In the UK, the most frequently reported suspected neuropsychiatric reactions associated with montelukast have been nightmares/night terrors, depression, insomnia, aggression, anxiety and abnormal behaviour or changes in behaviour. These events were reported in all age groups. However, nightmare/night terrors, aggression, and behaviour changes are more frequently reported in the paediatric population.
The product information is also being updated to include stuttering and obsessive-compulsive symptoms as very rare (thought to affect fewer than 1 in 10,000 patients) potential neuropsychiatric adverse events with montelukast.
Most people with asthma do not need montelukast, but it can be a useful add-on treatment to take alongside your usual preventer inhaler. Montelukast is not a steroid - it works in a different way to reduce inflammation.

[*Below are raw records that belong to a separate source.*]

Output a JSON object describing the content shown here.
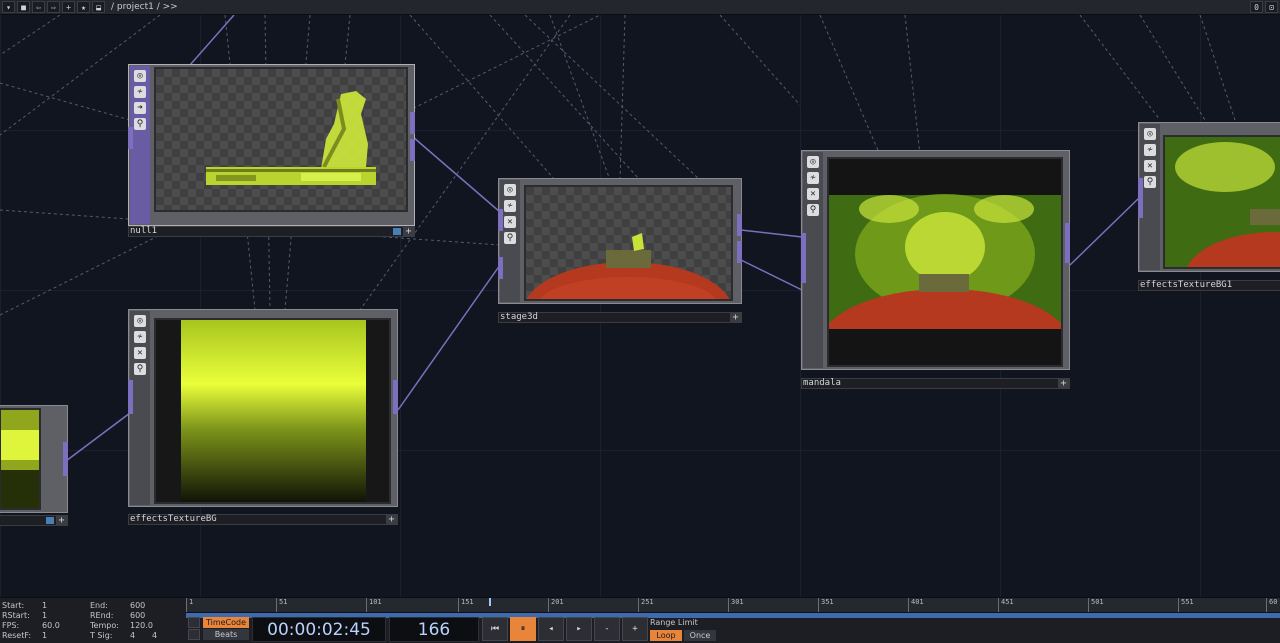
{
  "toolbar": {
    "buttons": [
      "▾",
      "■",
      "⇦",
      "⇨",
      "+",
      "★",
      "⬓"
    ],
    "path": "/ project1 / >>",
    "right": [
      "0",
      "⊡"
    ]
  },
  "nodes": {
    "null1": {
      "label": "null1"
    },
    "stage3d": {
      "label": "stage3d"
    },
    "mandala": {
      "label": "mandala"
    },
    "effectsTextureBG": {
      "label": "effectsTextureBG"
    },
    "effectsTextureBG1": {
      "label": "effectsTextureBG1"
    }
  },
  "node_icons": [
    "◎",
    "≁",
    "✕",
    "⚲"
  ],
  "node_icons_null": [
    "◎",
    "≁",
    "➜",
    "⚲"
  ],
  "plus": "+",
  "stats": {
    "start_label": "Start:",
    "start": "1",
    "rstart_label": "RStart:",
    "rstart": "1",
    "fps_label": "FPS:",
    "fps": "60.0",
    "resetf_label": "ResetF:",
    "resetf": "1",
    "end_label": "End:",
    "end": "600",
    "rend_label": "REnd:",
    "rend": "600",
    "tempo_label": "Tempo:",
    "tempo": "120.0",
    "tsig_label": "T Sig:",
    "tsig_a": "4",
    "tsig_b": "4"
  },
  "ruler": [
    "1",
    "51",
    "101",
    "151",
    "201",
    "251",
    "301",
    "351",
    "401",
    "451",
    "501",
    "551",
    "60"
  ],
  "time": {
    "timecode_label": "TimeCode",
    "beats_label": "Beats",
    "timecode": "00:00:02:45",
    "frame": "166",
    "range_limit": "Range Limit",
    "loop": "Loop",
    "once": "Once"
  },
  "transport": [
    "⏮",
    "⏸",
    "◂",
    "▸",
    "-",
    "+"
  ],
  "colors": {
    "accent": "#e8853a",
    "timeline": "#3e6bb0",
    "wire": "#7c6fbd"
  }
}
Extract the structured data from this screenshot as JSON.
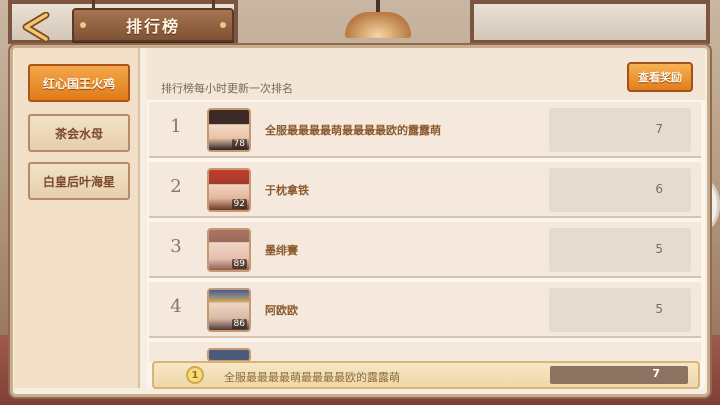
{
  "header": {
    "title": "排行榜"
  },
  "sidebar": {
    "items": [
      {
        "label": "红心国王火鸡",
        "active": true
      },
      {
        "label": "茶会水母",
        "active": false
      },
      {
        "label": "白皇后叶海星",
        "active": false
      }
    ]
  },
  "leaderboard": {
    "info": "排行榜每小时更新一次排名",
    "reward_button": "查看奖励",
    "rows": [
      {
        "rank": "1",
        "name": "全服最最最最萌最最最最欧的露露萌",
        "level": "78",
        "score": "7"
      },
      {
        "rank": "2",
        "name": "于枕拿铁",
        "level": "92",
        "score": "6"
      },
      {
        "rank": "3",
        "name": "墨绯賽",
        "level": "89",
        "score": "5"
      },
      {
        "rank": "4",
        "name": "阿欧欧",
        "level": "86",
        "score": "5"
      }
    ]
  },
  "self_entry": {
    "rank": "1",
    "name": "全服最最最最萌最最最最欧的露露萌",
    "score": "7"
  },
  "colors": {
    "accent_orange": "#e47d1d",
    "panel": "#f7eee3",
    "wood": "#7e5236"
  }
}
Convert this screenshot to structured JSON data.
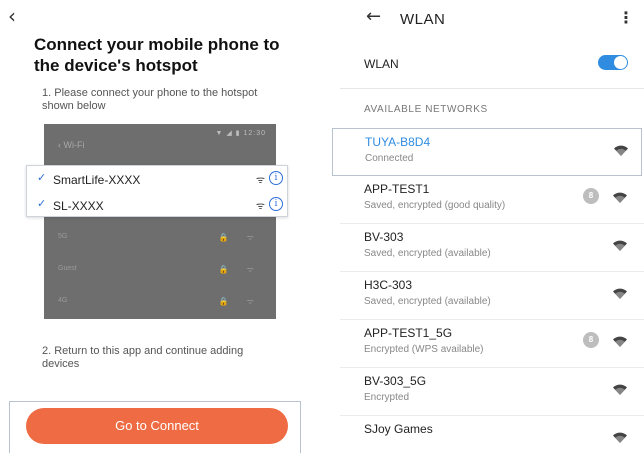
{
  "left": {
    "back_icon": "chevron-left-icon",
    "back_glyph": "‹",
    "title": "Connect your mobile phone to the device's hotspot",
    "step1": "1. Please connect your phone to the hotspot shown below",
    "mock": {
      "status": "▼ ◢ ▮ 12:30",
      "title": "‹  Wi-Fi",
      "rows": [
        {
          "name": "5G",
          "icons": "🔒 ᯤ"
        },
        {
          "name": "Guest",
          "icons": "🔒 ᯤ"
        },
        {
          "name": "4G",
          "icons": "🔒 ᯤ"
        }
      ]
    },
    "popup": {
      "check_glyph": "✓",
      "wifi_glyph": "ᯤ",
      "info_glyph": "i",
      "items": [
        {
          "name": "SmartLife-XXXX"
        },
        {
          "name": "SL-XXXX"
        }
      ]
    },
    "step2": "2. Return to this app and continue adding devices",
    "connect_button": "Go to Connect",
    "accent_color": "#ee6b43",
    "link_color": "#2c6fd6"
  },
  "right": {
    "back_glyph": "←",
    "title": "WLAN",
    "menu_glyph": "⋮",
    "wlan_label": "WLAN",
    "wlan_enabled": true,
    "section_title": "AVAILABLE NETWORKS",
    "accent_color": "#2f8ce0",
    "networks": [
      {
        "name": "TUYA-B8D4",
        "status": "Connected",
        "wps": false,
        "selected": true,
        "signal": "full"
      },
      {
        "name": "APP-TEST1",
        "status": "Saved, encrypted (good quality)",
        "wps": true,
        "selected": false,
        "signal": "full"
      },
      {
        "name": "BV-303",
        "status": "Saved, encrypted (available)",
        "wps": false,
        "selected": false,
        "signal": "full"
      },
      {
        "name": "H3C-303",
        "status": "Saved, encrypted (available)",
        "wps": false,
        "selected": false,
        "signal": "full"
      },
      {
        "name": "APP-TEST1_5G",
        "status": "Encrypted (WPS available)",
        "wps": true,
        "selected": false,
        "signal": "full"
      },
      {
        "name": "BV-303_5G",
        "status": "Encrypted",
        "wps": false,
        "selected": false,
        "signal": "full"
      },
      {
        "name": "SJoy Games",
        "status": "",
        "wps": false,
        "selected": false,
        "signal": "full"
      }
    ]
  }
}
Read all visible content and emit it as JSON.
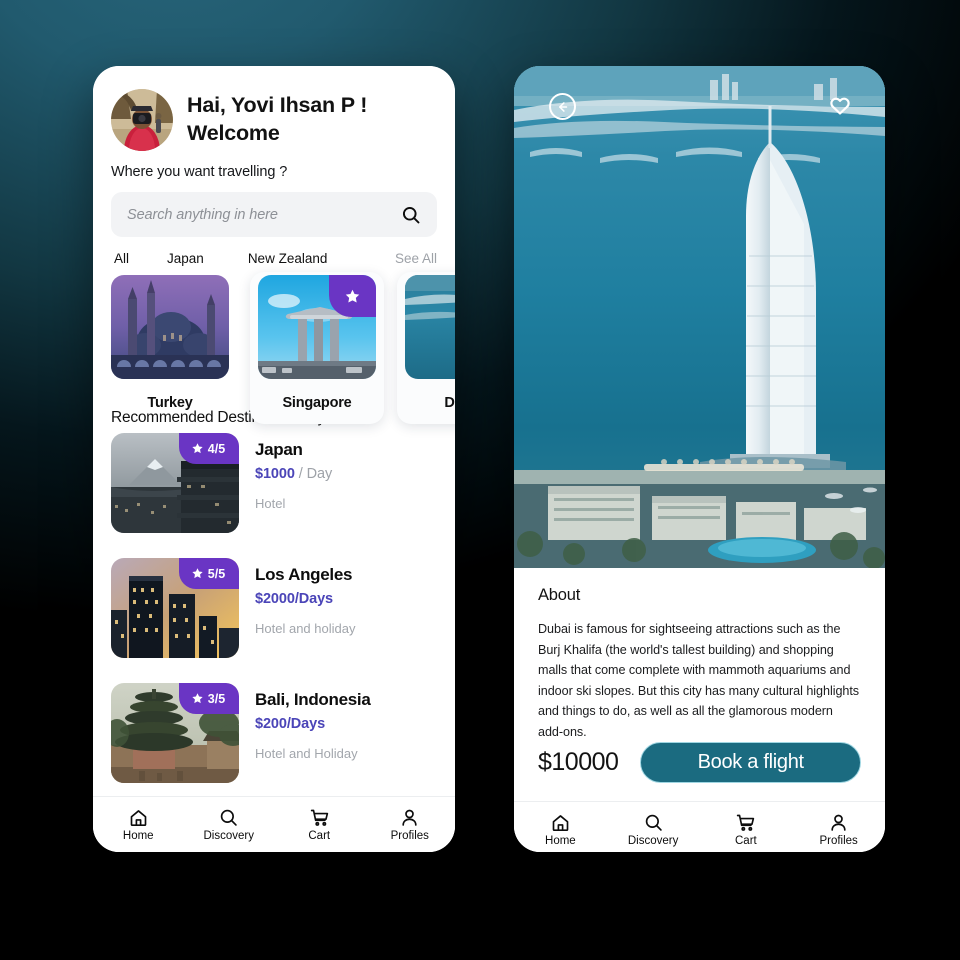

The therapeutic effect of Singulair on parameters of asthma control occurs within one day. Singulair may be taken with or without food. Patients should be advised to continue taking Singulair even if their asthma is under control, as well as during periods of worsening asthma. Singulair should not be used concomitantly with other products containing the same active ingredient, montelukast.
Patients should be advised never to use oral montelukast to treat acute asthma attacks and to keep their usual appropriate rescue medication for this purpose readily available. If an acute attack occurs, a short-acting inhaled β-agonist should be used. Patients should seek their doctors' advice as soon as possible if they need more inhalations of short-acting β-agonists than usual.
In rare cases, patients on therapy with anti-asthma agents including montelukast may present with systemic eosinophilia, sometimes presenting with clinical features of vasculitis consistent with Churg-Strauss syndrome, a condition which is often treated with systemic corticosteroid therapy. These cases have been sometimes associated with the reduction or withdrawal of oral corticosteroid therapy. Although a causal relationship with leukotriene receptor antagonism has not been established, physicians should be alert to eosinophilia, vasculitic rash, worsening pulmonary symptoms, cardiac complications, and/or neuropathy presenting in their patients. Patients who develop these symptoms should be reassessed and their treatment regimens evaluated.
Montelukast may be administered with other therapies routinely used in the prophylaxis and chronic treatment of asthma. In drug-interactions studies, the recommended clinical dose of montelukast did not have clinically important effects on the pharmacokinetics of the following medicinal products:
The area under the plasma concentration curve (AUC) for montelukast was decreased approximately 40% in subjects with co-administration of phenobarbital. Since montelukast is metabolised by CYP 3A4, 2C8, and 2C9, caution should be exercised, particularly in children, when montelukast is co-administered with inducers of CYP 3A4, 2C8, and 2C9, such as phenytoin, phenobarbital and rifampicin.